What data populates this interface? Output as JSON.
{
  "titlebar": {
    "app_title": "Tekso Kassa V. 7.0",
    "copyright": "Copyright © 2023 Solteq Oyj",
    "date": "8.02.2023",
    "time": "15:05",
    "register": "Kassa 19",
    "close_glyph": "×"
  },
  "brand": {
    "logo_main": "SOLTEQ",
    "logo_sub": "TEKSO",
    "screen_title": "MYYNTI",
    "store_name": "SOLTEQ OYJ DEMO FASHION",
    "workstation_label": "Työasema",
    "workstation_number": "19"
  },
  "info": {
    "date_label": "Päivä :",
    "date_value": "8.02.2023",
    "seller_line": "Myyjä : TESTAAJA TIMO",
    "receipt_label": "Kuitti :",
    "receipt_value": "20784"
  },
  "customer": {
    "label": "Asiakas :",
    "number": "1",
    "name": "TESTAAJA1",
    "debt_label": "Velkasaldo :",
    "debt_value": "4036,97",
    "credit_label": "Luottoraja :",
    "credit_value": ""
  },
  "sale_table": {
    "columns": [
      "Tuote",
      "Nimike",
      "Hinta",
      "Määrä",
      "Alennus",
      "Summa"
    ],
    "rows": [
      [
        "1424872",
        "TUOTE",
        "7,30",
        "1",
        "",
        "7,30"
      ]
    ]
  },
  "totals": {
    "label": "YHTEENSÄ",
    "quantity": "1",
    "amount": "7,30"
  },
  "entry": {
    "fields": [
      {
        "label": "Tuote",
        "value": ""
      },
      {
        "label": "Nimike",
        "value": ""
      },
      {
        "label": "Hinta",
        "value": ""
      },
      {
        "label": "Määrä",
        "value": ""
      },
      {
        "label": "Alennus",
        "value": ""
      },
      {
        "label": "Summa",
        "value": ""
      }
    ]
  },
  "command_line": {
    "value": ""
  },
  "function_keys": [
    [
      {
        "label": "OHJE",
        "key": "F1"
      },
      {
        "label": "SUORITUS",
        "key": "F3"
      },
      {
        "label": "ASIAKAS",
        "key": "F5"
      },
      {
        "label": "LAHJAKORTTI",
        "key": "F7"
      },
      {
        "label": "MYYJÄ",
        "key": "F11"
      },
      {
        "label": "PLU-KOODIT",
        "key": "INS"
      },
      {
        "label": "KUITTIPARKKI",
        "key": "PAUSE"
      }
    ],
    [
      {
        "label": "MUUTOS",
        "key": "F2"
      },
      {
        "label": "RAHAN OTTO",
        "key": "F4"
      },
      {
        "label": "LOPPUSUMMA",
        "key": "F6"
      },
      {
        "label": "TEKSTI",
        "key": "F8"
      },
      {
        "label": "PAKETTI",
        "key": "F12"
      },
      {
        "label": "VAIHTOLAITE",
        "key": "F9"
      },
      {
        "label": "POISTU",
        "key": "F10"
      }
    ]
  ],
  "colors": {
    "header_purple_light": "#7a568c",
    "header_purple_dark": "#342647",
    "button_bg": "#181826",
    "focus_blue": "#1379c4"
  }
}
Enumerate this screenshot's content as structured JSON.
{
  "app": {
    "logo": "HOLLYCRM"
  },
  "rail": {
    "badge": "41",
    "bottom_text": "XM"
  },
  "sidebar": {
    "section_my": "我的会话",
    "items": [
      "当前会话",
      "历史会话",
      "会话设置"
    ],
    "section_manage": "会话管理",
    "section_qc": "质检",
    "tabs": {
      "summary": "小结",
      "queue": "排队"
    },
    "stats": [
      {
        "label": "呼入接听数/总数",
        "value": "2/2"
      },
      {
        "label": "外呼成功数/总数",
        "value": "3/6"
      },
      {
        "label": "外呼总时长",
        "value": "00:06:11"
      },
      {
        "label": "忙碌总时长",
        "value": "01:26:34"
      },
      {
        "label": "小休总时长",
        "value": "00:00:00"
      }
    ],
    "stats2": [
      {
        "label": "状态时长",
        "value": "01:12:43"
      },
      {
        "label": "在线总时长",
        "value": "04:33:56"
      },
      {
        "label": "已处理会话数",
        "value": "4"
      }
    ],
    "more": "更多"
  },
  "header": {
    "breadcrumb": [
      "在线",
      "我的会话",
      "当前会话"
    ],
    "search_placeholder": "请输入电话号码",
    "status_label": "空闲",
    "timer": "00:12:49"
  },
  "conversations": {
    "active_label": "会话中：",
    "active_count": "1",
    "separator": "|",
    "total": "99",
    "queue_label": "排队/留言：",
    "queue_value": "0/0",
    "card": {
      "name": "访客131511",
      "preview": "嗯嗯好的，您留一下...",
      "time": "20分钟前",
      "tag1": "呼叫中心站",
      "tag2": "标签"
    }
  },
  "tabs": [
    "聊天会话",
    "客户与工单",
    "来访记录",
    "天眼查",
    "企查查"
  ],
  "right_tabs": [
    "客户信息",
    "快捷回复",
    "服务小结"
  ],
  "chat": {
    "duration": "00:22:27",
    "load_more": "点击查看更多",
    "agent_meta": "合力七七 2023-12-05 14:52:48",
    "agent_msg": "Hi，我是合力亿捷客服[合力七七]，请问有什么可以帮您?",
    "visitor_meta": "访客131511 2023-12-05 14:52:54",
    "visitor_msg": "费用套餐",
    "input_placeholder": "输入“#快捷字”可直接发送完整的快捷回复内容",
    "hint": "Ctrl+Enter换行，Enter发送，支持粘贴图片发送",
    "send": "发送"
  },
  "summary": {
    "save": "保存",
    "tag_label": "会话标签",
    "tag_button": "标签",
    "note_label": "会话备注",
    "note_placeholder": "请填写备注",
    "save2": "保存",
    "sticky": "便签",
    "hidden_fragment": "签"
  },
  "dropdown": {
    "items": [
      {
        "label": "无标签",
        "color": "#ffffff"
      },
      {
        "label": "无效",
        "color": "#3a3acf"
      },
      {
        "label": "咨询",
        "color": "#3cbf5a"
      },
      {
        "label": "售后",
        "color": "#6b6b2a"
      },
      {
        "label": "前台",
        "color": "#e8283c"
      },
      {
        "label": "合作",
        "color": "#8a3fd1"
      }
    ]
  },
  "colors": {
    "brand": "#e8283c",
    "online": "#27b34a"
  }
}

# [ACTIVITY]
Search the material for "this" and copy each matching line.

# [EXERCISE RESULT]
What data populates this interface? Output as JSON.
Enumerate this screenshot's content as structured JSON.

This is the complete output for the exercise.